Exercise brief:
Please copy every line of the data in which the string "content" appears.

** Opening Data for processing block **

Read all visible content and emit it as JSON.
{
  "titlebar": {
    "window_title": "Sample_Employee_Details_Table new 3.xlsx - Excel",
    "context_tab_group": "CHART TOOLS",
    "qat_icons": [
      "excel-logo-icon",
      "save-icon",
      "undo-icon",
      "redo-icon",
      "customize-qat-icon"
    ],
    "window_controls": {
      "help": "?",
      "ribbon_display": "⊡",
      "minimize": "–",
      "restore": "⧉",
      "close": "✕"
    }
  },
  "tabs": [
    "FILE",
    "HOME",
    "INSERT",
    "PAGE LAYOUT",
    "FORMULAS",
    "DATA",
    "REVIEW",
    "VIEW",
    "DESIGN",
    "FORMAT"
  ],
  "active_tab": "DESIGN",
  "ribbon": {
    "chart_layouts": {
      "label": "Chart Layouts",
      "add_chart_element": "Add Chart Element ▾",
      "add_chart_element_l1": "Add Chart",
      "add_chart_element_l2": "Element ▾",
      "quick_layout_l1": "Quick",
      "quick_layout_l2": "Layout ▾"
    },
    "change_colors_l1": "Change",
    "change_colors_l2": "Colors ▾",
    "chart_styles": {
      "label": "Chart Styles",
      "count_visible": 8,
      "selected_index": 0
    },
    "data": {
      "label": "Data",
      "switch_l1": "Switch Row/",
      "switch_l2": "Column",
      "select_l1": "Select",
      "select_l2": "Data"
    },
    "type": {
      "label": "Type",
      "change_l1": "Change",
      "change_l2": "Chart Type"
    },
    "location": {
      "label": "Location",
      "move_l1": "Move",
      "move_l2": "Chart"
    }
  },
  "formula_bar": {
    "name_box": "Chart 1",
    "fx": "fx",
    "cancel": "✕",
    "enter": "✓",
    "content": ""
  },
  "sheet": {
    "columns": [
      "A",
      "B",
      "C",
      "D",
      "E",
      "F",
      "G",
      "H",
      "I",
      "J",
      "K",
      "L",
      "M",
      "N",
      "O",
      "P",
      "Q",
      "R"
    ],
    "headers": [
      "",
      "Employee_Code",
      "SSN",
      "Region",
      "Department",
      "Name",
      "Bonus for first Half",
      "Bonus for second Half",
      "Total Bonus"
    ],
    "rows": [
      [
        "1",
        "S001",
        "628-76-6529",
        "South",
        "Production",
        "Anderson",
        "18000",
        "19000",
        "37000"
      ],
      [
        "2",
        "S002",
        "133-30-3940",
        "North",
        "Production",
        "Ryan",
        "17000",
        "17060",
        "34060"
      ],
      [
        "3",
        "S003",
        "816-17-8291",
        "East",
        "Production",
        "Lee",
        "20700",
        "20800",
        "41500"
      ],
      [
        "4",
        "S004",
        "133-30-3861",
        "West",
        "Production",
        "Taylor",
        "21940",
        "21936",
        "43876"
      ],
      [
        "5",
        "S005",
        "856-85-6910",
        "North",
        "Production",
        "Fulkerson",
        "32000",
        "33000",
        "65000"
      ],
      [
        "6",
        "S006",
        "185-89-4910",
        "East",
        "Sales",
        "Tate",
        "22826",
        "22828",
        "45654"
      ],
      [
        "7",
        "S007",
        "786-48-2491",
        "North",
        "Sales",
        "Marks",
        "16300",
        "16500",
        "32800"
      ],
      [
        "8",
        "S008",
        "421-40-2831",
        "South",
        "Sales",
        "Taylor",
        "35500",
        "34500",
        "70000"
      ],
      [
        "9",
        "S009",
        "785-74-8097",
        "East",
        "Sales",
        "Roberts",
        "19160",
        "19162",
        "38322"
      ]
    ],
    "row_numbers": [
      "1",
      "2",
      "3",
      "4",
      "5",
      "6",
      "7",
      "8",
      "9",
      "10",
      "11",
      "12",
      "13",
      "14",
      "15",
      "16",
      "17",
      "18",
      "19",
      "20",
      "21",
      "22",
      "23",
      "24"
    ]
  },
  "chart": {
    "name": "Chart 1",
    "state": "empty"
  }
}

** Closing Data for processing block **

Response box:
Read all visible content and emit it as JSON.
    "content": ""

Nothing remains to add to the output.